"It was a grand review. Twenty-six thousand men lined the dual carriageways of Canal Street from the Levee to the Cemeteries, a distance of three and a half miles.

'It was by far the greatest and most imposing sight ever presented by the population of the Crescent City. Probably the present generation will never more see the like on the banks of the Mississippi River.'

"Thus boasted a correspondent from the daily Picayune. He was wrong, for the date was 23 November 1861, and the civil war was just beginning. But what did make the event noteworthy was the sight of 33 black officers and 731 black enlisted men aligned in ranks alongside their white compatriots. They were members of the Louisiana Native Guards - black soldiers in a white army, harbingers of one of the most significant and controversial social movements in our history."

Three officers and 139 men were absent, bringing the strength at that time to 36 officers and 870 men.

Source: James Hollandsworth Jr.: The Louisiana Native Guards, Pub. By Louisiana State University Press.

"By early 1862 (Governor) Moore's black military organisations had grown to 3000 men."

Source: When the Devil Came Down to Dixie - Ben Butler.


Did you know that black soldiers could serve formally and officially in the provisional army of the Confederate States, under an Act of the Confederate States Congress of 1862, which permitted their enlistment as field musicians on the same terms, essentially, as white soldiers? Essentially, this was making a virtue of necessity as many Regiments already had persons of colour as musicians.

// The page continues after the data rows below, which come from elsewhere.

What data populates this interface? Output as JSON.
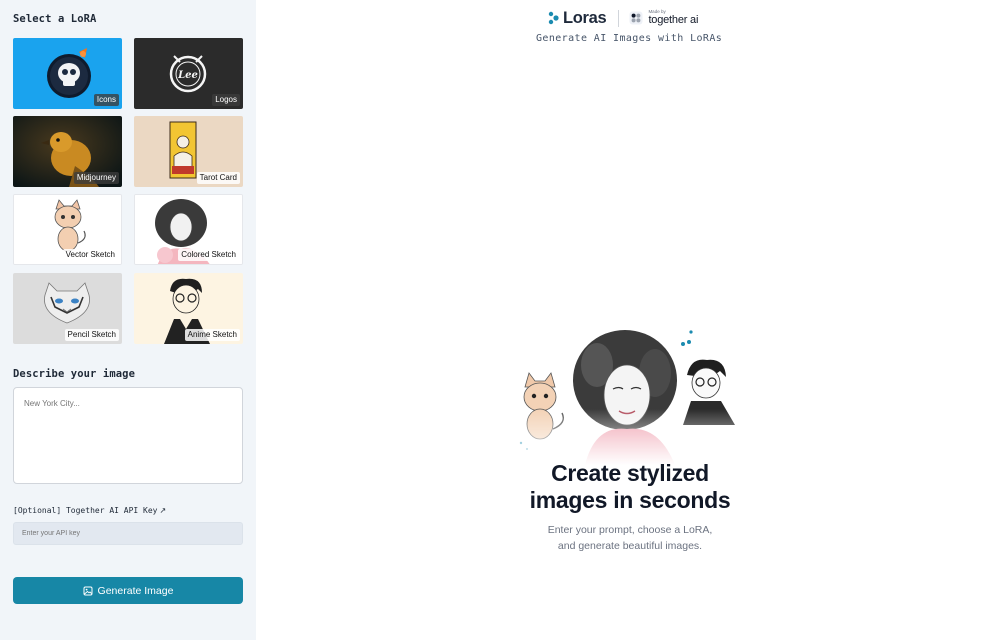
{
  "sidebar": {
    "select_title": "Select a LoRA",
    "loras": [
      {
        "label": "Icons"
      },
      {
        "label": "Logos"
      },
      {
        "label": "Midjourney"
      },
      {
        "label": "Tarot Card"
      },
      {
        "label": "Vector Sketch"
      },
      {
        "label": "Colored Sketch"
      },
      {
        "label": "Pencil Sketch"
      },
      {
        "label": "Anime Sketch"
      }
    ],
    "logo_badge_text": "Lee",
    "prompt_title": "Describe your image",
    "prompt_placeholder": "New York City...",
    "api_key_label": "[Optional] Together AI API Key",
    "api_key_arrow": "↗",
    "api_key_placeholder": "Enter your API key",
    "generate_label": "Generate Image"
  },
  "header": {
    "app_name": "Loras",
    "made_by": "Made by",
    "partner_name": "together ai",
    "subtitle": "Generate AI Images with LoRAs"
  },
  "main": {
    "headline_line1": "Create stylized",
    "headline_line2": "images in seconds",
    "tagline_line1": "Enter your prompt, choose a LoRA,",
    "tagline_line2": "and generate beautiful images."
  },
  "colors": {
    "accent": "#1787a6",
    "sidebar_bg": "#f1f5f9"
  },
  "icons": {
    "app_logo": "loras-logo-icon",
    "partner_logo": "together-ai-logo-icon",
    "generate": "image-icon",
    "external_link": "external-link-icon"
  }
}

An example is the 18th Virginia Infantry. When this Regiment mustered into Confederate service in the spring of 1861, it did so with a Negro drummer, "Old Dick", a free man who had seen previous military experience as a field musician in the famous Palmetto Regiment of South Carolina. When the war between The States broke out, Old Dick enlisted in the 18th Virginia. At the Battle of First Bull Run/First Manassas, Old Dick picked up a musket, joined the firing line, and was credited with capturing several Union soldiers, including Colonel Alfred M Wood of the 14th New York Militia (in later life, Colonel Wood was Mayor of Brooklyn), whose views on the matter are, perhaps, best left unknown to posterity. Old Dick served with the 18th for some considerable time. Apparently well-regarded by his fellow solders, whilst away from the army he was, on occasion, subject to intolerance to the extent that on one occasion he was arrested for being armed!

Source: Article, Issue One North and South Magazine, Nov. 1997 (unaccredited).